Though he and Hood changed the story considerably, Case still felt it necessary to reach out to Jewish groups and individuals to ensure he was honoring their tradition. He found widespread support and mentions in particular Rabbi David Jacobs of Quincy, who, he says, was enthusiastic from the start. "There's a community engagement that has to happen," says Case. "I would do the same thing if I were writing about a lynching in 1948 in Birmingham."
Case describes himself as a Christian with a strong commitment to social justice, and one of the things that he finds most satisfying about the project is the diversity of the support it has received. "The message of the story is to bring people together, and the actual event is modeling that. I'm extremely proud of that. It wouldn't have happened if there hadn't been Catholics, Protestants, Jews who wrote checks and promoted it through their places of worship.
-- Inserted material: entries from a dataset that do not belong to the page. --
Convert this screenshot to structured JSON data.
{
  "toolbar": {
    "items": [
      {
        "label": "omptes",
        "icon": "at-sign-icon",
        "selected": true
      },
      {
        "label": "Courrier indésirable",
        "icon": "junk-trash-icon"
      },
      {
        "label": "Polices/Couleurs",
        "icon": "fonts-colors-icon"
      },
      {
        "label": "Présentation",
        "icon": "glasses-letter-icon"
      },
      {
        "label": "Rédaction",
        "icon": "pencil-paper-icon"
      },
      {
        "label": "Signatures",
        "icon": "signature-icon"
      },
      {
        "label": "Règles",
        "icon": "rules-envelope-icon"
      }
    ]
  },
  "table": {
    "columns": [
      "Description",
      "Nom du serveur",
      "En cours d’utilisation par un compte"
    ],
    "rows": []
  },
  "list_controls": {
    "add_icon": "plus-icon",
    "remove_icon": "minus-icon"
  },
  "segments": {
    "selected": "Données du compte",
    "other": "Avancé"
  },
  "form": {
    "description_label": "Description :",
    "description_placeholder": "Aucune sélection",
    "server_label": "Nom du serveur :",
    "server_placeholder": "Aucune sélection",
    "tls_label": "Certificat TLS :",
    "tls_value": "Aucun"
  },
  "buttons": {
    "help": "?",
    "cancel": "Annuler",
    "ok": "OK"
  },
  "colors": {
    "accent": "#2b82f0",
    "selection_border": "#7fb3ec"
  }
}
So in a very real way, there are people who are not only thinking about religious tolerance, but they're also modeling it."
At Cove Fine Arts Center, Eastern Nazarene College, Quincy. 617-745-3614, delvyncase.com
Stickel leaving ensemble
Peter Stickel, executive director of New England String Ensemble, plans to resign effective June 30, according to a press release. Stickel cofounded NESE in 1994 with cellist John Bumstead.
"Our president Roger Howlett continues to add talented and committed new board members," Stickel said in the press release, "and with a superstar like Federico Cortese on the podium leading 25 first-class musicians, [I] feel comfortable moving on and confident that the unique mission and successful programs of New England String Ensemble will continue to thrive."